The lord of the lava lets down his guard near Olafsvik, and in the summer-night light the fishermen unload and leave. Every soul has a place on the docks, a home at the edge of the ness - the shelter of rock, the comfort of moss when the clouds come down.

The Arctic sea lies broody and bronze off the northern coast as a laser-like light nails a town in the fjord. At the Hotel Hofn, the bottle is passed, and spirits are generally high. No one speaks their dormant dread: the coming night.

I have access to the Lake of Lights where light is tenderly dismantled. I have access to the midnight sun. I see it now on your face.
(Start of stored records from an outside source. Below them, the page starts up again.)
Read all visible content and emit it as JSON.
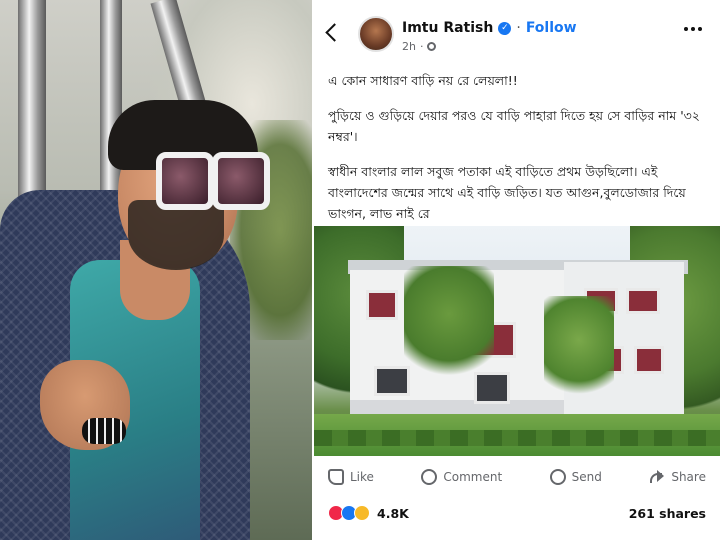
{
  "post": {
    "author": "Imtu Ratish",
    "follow_label": "Follow",
    "separator": "·",
    "time": "2h",
    "text": [
      "এ কোন সাধারণ বাড়ি নয় রে লেয়লা!!",
      "পুড়িয়ে ও গুড়িয়ে দেয়ার পরও যে বাড়ি পাহারা দিতে হয় সে বাড়ির নাম '৩২ নম্বর'।",
      "স্বাধীন বাংলার লাল সবুজ পতাকা এই বাড়িতে প্রথম উড়ছিলো। এই বাংলাদেশের জন্মের সাথে এই বাড়ি জড়িত। যত আগুন,বুলডোজার দিয়ে ভাংগন, লাভ নাই রে"
    ],
    "actions": {
      "like": "Like",
      "comment": "Comment",
      "send": "Send",
      "share": "Share"
    },
    "reaction_count": "4.8K",
    "shares": "261 shares"
  },
  "colors": {
    "brand_blue": "#1877f2",
    "muted_text": "#65676b"
  }
}
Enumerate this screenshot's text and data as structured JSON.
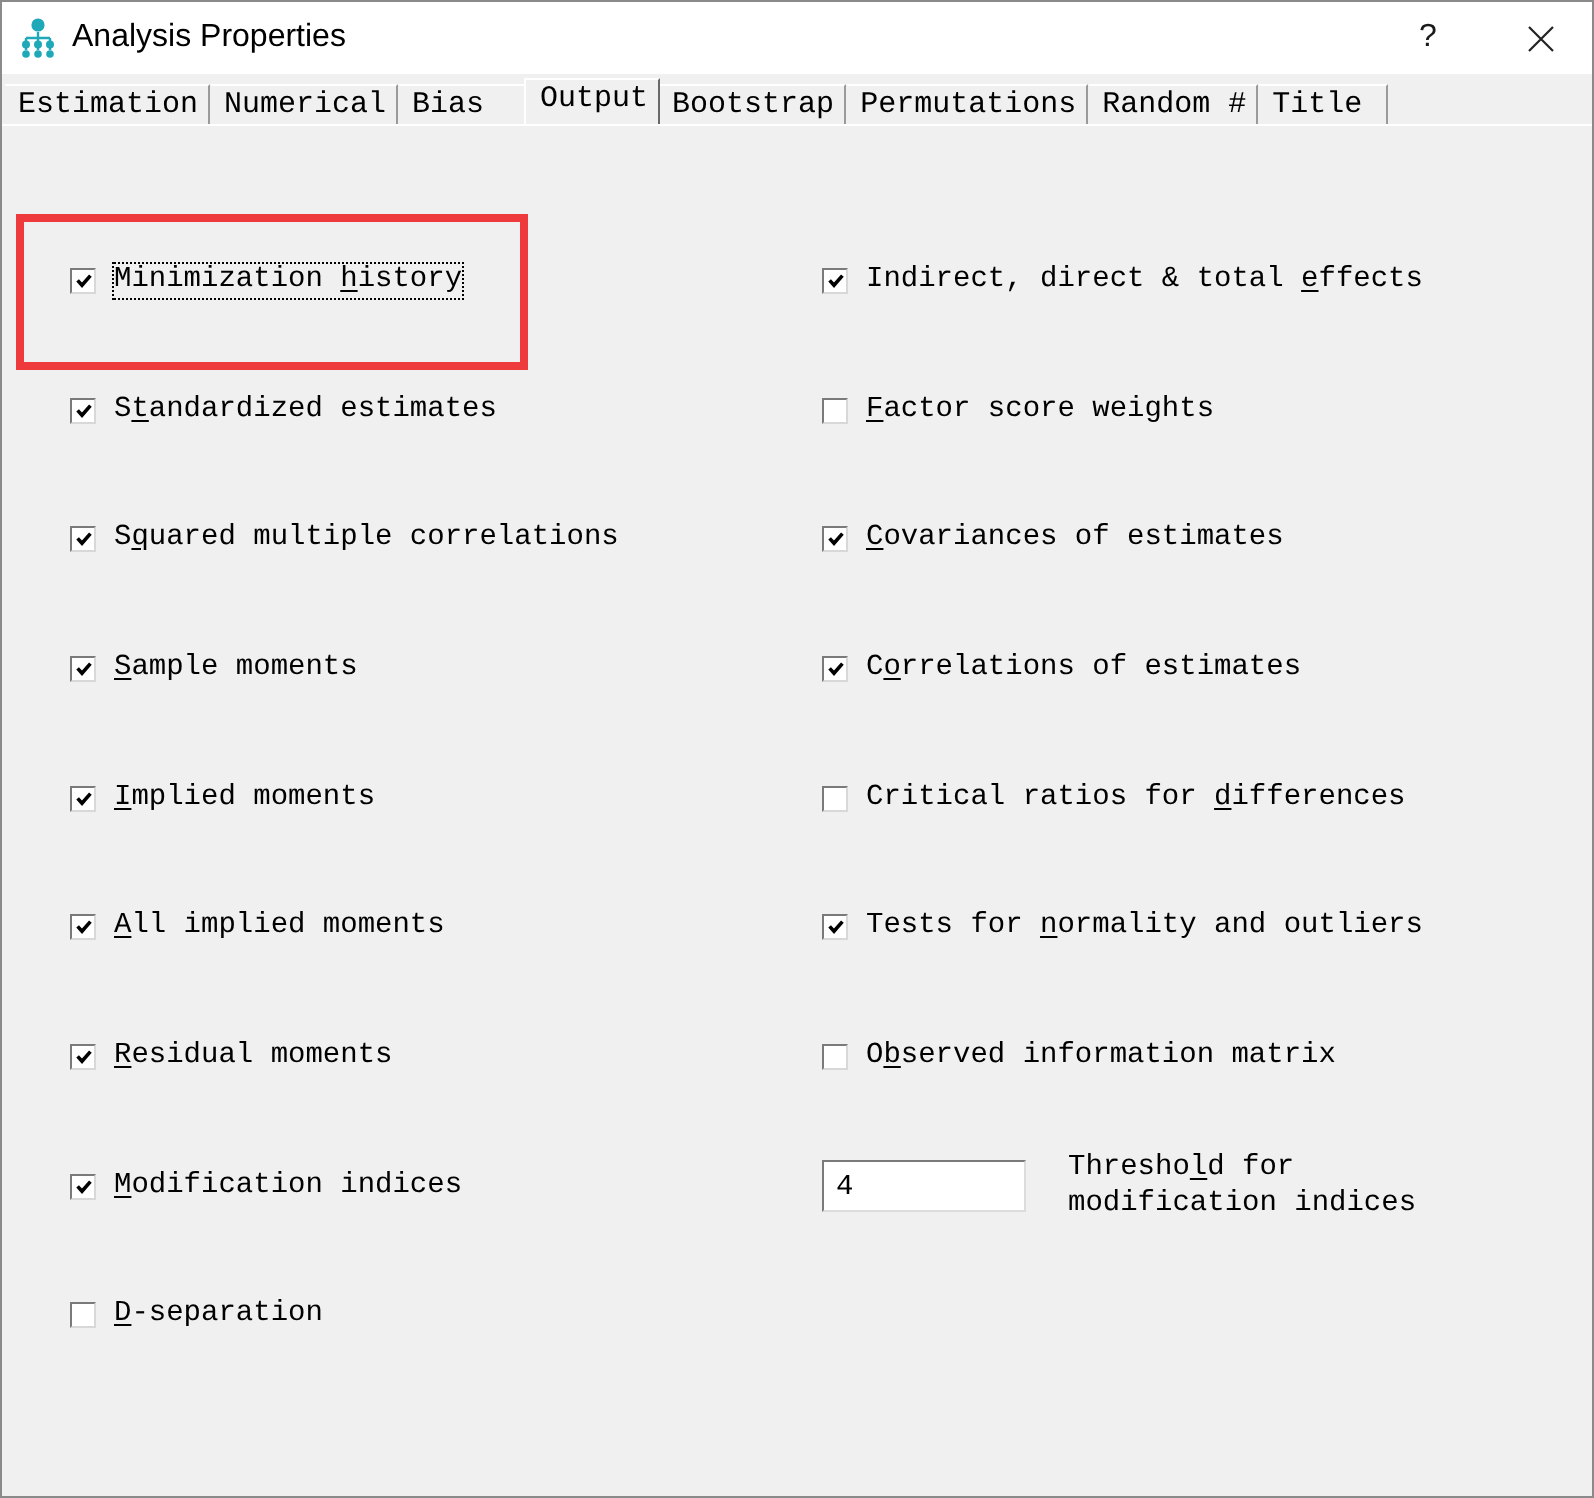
{
  "window": {
    "title": "Analysis Properties",
    "help_button": "?"
  },
  "tabs": [
    {
      "label": "Estimation",
      "selected": false
    },
    {
      "label": "Numerical",
      "selected": false
    },
    {
      "label": "Bias",
      "selected": false
    },
    {
      "label": "Output",
      "selected": true
    },
    {
      "label": "Bootstrap",
      "selected": false
    },
    {
      "label": "Permutations",
      "selected": false
    },
    {
      "label": "Random #",
      "selected": false
    },
    {
      "label": "Title",
      "selected": false
    }
  ],
  "options": {
    "left_column": [
      {
        "kind": "checkbox",
        "label": {
          "before": "Minimization ",
          "key": "h",
          "after": "istory"
        },
        "checked": true,
        "focused": true,
        "highlighted": true
      },
      {
        "kind": "checkbox",
        "label": {
          "before": "S",
          "key": "t",
          "after": "andardized estimates"
        },
        "checked": true,
        "focused": false,
        "highlighted": false
      },
      {
        "kind": "checkbox",
        "label": {
          "before": "S",
          "key": "q",
          "after": "uared multiple correlations"
        },
        "checked": true,
        "focused": false,
        "highlighted": false
      },
      {
        "kind": "checkbox",
        "label": {
          "key": "S",
          "after": "ample moments"
        },
        "checked": true,
        "focused": false,
        "highlighted": false
      },
      {
        "kind": "checkbox",
        "label": {
          "key": "I",
          "after": "mplied moments"
        },
        "checked": true,
        "focused": false,
        "highlighted": false
      },
      {
        "kind": "checkbox",
        "label": {
          "key": "A",
          "after": "ll implied moments"
        },
        "checked": true,
        "focused": false,
        "highlighted": false
      },
      {
        "kind": "checkbox",
        "label": {
          "key": "R",
          "after": "esidual moments"
        },
        "checked": true,
        "focused": false,
        "highlighted": false
      },
      {
        "kind": "checkbox",
        "label": {
          "key": "M",
          "after": "odification indices"
        },
        "checked": true,
        "focused": false,
        "highlighted": false
      },
      {
        "kind": "checkbox",
        "label": {
          "key": "D",
          "after": "-separation"
        },
        "checked": false,
        "focused": false,
        "highlighted": false
      }
    ],
    "right_column": [
      {
        "kind": "checkbox",
        "label": {
          "before": "Indirect, direct & total ",
          "key": "e",
          "after": "ffects"
        },
        "checked": true,
        "focused": false,
        "highlighted": false
      },
      {
        "kind": "checkbox",
        "label": {
          "key": "F",
          "after": "actor score weights"
        },
        "checked": false,
        "focused": false,
        "highlighted": false
      },
      {
        "kind": "checkbox",
        "label": {
          "key": "C",
          "after": "ovariances of estimates"
        },
        "checked": true,
        "focused": false,
        "highlighted": false
      },
      {
        "kind": "checkbox",
        "label": {
          "before": "C",
          "key": "o",
          "after": "rrelations of estimates"
        },
        "checked": true,
        "focused": false,
        "highlighted": false
      },
      {
        "kind": "checkbox",
        "label": {
          "before": "Critical ratios for ",
          "key": "d",
          "after": "ifferences"
        },
        "checked": false,
        "focused": false,
        "highlighted": false
      },
      {
        "kind": "checkbox",
        "label": {
          "before": "Tests for ",
          "key": "n",
          "after": "ormality and outliers"
        },
        "checked": true,
        "focused": false,
        "highlighted": false
      },
      {
        "kind": "checkbox",
        "label": {
          "before": "O",
          "key": "b",
          "after": "served information matrix"
        },
        "checked": false,
        "focused": false,
        "highlighted": false
      },
      {
        "kind": "number_field",
        "value": "4",
        "label": {
          "before": "Thresho",
          "key": "l",
          "after": "d for modification indices"
        }
      }
    ]
  }
}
See it now on your face.

The boiling blue mud in the sulfuric hills shows a power base, and skeletal factories are keeping the citizens warm. But out in the wind and the rough, grey sand, my ancestors howl: warrior poems, fishing songs, family cries. A falcon dives for the luckless head of a ptarmigan. A farmer pleads with his son to take on the farm. And rock comes blasting from under the earth, a molten message of life. Another layer on another layer as the island grows.

An act of silence on the Lake of Lights: lightning gurgles into liquid. A splintered shadow from the midnight sun leaves a line on your face. I see it now on your face.

Hrapp the killer is gone from the farm; the doorway is clear, and blood from the grisly feuds is powder now, but out on Drangey the moan persists, an outlaw's final sound; on the rocky shore, the past appears like ocean spray. The glacial rivers run milky jade through the lava fields as convenience makes its pitch from across the sea. The door was open, so I stumbled in after being gone so long. I only wanted to touch your Icelandic face.


© Ragnar Kvaran 2003